Trees speak many languages, their leaves whooshing
in summer and trunks creaking in winter. At the onset
of spring, trees become sounding boards for courtship.
Before the thrushes and warblers and sparrows arrive
to sing from branches and boughs, woodpeckers kick
off the spring chorus with a drumroll.
Although woodpeckers certainly vocalize, usually
with sharp calls or harsh chattering, drumming is one of
the most reliable early signs of spring – a proclamation
of territoriality and an advertisement to the opposite
Drumming is not to be confused with the arrhythmic
tapping we hear from woodpeckers (and other cavity
nesters like chickadees and nuthatches) as they excavate
nest sites or forage for insects in bark. No, the drumroll, performed by males and females alike, is a force of
nature – and fairly diagnostic to species. With a little
practice, you can identify woodpeckers just by their
An easy parlor trick, sure to impress your pals
in the sugarbush this spring, is to identify a distant
yellow-bellied sapsucker. Now returning in migration,
sapsuckers drum like no other woodpecker – not really

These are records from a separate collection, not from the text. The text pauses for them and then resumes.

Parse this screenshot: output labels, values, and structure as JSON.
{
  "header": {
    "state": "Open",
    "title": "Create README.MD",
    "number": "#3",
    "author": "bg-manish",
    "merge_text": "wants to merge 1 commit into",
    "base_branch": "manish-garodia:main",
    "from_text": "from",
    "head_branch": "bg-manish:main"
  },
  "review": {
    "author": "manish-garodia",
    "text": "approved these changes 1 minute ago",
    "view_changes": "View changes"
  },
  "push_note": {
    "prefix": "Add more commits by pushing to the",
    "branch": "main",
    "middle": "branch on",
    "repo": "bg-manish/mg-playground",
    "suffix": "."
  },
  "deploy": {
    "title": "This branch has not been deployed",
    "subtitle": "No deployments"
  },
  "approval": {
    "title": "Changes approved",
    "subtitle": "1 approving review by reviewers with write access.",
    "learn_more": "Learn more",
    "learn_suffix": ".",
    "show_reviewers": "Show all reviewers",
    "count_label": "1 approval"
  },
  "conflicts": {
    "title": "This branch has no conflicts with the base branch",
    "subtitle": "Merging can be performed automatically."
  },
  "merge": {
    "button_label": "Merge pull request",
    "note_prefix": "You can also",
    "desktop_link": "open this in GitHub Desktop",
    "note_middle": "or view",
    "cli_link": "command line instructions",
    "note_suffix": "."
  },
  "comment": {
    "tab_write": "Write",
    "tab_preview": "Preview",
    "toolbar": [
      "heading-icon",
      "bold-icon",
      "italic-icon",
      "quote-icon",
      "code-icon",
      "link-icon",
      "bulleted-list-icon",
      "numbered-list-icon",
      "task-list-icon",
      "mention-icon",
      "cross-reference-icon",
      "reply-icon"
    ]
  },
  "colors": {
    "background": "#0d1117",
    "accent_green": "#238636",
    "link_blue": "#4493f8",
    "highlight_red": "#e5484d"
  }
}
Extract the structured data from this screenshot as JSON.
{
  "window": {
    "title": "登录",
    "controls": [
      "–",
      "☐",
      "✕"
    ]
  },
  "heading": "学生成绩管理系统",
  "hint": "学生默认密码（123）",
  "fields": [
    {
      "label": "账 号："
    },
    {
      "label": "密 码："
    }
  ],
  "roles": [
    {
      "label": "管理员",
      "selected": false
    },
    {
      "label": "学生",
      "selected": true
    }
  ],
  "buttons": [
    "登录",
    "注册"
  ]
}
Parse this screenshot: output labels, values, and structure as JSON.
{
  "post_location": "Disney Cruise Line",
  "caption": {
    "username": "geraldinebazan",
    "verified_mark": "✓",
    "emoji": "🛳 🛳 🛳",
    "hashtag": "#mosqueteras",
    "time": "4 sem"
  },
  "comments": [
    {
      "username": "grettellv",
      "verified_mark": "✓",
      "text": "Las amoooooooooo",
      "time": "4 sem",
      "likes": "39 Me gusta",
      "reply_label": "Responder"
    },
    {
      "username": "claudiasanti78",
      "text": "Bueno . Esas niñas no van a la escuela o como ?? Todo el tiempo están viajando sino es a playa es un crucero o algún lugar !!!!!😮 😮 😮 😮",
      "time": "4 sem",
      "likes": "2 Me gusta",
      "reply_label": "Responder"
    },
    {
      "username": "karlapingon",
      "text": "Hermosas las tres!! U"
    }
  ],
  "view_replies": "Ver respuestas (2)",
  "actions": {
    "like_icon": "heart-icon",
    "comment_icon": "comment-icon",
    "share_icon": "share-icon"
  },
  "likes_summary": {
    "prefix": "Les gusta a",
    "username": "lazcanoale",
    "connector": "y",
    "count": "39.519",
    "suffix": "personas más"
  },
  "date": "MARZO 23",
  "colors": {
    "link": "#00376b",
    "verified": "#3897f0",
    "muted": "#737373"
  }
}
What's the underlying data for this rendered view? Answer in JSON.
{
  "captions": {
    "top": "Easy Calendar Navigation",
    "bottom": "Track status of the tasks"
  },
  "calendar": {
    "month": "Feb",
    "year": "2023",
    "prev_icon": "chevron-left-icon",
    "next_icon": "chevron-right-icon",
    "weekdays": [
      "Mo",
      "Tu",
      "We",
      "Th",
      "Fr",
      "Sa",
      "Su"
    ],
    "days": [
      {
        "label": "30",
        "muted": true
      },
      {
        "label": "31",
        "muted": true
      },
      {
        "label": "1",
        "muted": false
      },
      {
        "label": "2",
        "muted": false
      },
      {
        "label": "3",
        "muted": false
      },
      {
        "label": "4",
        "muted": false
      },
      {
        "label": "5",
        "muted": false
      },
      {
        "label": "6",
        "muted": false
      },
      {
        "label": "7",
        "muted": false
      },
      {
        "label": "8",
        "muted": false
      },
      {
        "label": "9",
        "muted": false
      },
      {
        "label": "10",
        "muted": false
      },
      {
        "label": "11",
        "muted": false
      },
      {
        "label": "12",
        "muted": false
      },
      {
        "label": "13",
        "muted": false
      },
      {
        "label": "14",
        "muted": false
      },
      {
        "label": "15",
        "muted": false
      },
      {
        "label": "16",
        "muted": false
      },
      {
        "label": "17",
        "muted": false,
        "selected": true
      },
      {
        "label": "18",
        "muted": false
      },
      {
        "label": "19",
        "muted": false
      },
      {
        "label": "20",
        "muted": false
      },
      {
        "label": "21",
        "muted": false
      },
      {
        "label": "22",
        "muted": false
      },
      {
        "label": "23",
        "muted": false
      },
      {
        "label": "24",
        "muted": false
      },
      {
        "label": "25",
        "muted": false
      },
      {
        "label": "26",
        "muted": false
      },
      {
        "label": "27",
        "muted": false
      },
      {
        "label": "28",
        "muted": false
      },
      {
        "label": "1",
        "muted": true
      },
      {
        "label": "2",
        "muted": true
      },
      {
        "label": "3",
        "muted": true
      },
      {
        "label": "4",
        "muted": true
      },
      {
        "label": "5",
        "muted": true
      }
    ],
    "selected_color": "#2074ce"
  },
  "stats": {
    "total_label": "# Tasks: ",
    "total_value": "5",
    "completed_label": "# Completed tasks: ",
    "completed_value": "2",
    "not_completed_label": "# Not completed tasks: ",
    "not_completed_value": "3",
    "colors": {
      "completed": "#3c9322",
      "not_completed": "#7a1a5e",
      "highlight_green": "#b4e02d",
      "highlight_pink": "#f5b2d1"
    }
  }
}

a roll, but more like Morse code: a stuttered opening,
and then steady tapping that slows in cadence and
wanders away. Sapsuckers begin with bravado and
end with reticence: Ta-tapity-tap … tap–tap–tap … tap
… tap ….
There is no such reserve in the drum of a pileated
woodpecker, our biggest head-banger, the one with the flaming
crest. Pileateds drum with power, and that makes their drumroll
relatively easy to distinguish. They often pound away high on a
snag or big tree, producing a deep, resonant roll that lasts for
three seconds or so. In a pileated’s drum, you often feel a hollow
tree’s girth and age.
From here, the identification gets a bit more difficult. Your
first real test in drumming class is to discern the drumrolls
of the most widespread and abundant woodpeckers on the
continent: downy and hairy. They look alike and they drum
alike: a classic rapid roll.
But the bigger of the two species, the hairy woodpecker,
drums faster and longer. A hairy’s drum lasts on average for a
full second, and includes about 26 beats (plus or minus a few) in
each rendition. The taps roll by so fast that you can just barely
discern each one.
The downy’s drumroll last about three-quarters of a second,
but with half as many beats – about 13 on average. Yes, it’s still a
drumroll, still fast. But in the downy’s performance (a staccato)
you can pick out each tap and sense a pause in between.
One other way to tell the two apart is that the downy seems
Story by Bryan Pfeiffer
BIRDS in focus
more enterprising. It generally offers you 9 to 16 drumrolls per
minute during breeding season, pausing only a few seconds
between each rendition. From the hairy woodpecker, you might
only hear half as many drumrolls per minute — about four to
nine of them.
I tend to lump our other common woodpeckers – the red-bellied woodpecker and northern flicker – into an “average
drummers” category, not particularly fast or slow or distinctive.
This makes them tougher to identify, but once you learn the
easier drums, you’ll start to recognize that these two rolls
are somewhat recognizable. Our two boreal woodpeckers
– American three-toed and black-backed – tend to drum at an
average pace, as well. But they sometimes prefer dead softwoods
for their broadcasts, so their drums often sound a bit hollow.
These are all subtle distinctions. But woodpeckers, like the
trees on which they tap, have distinctive voices. They shout
their identities year-round. If only the trees, in their rustling and
creaking, were as distinctive.
Bryan Pfeiffer is an author, wildlife photographer, guide, and consulting naturalist who
specializes in birds and insects. He lives in Montpelier, Vermont.
hairy woodpecker downy woodpecker 0.8 sec. 1 sec.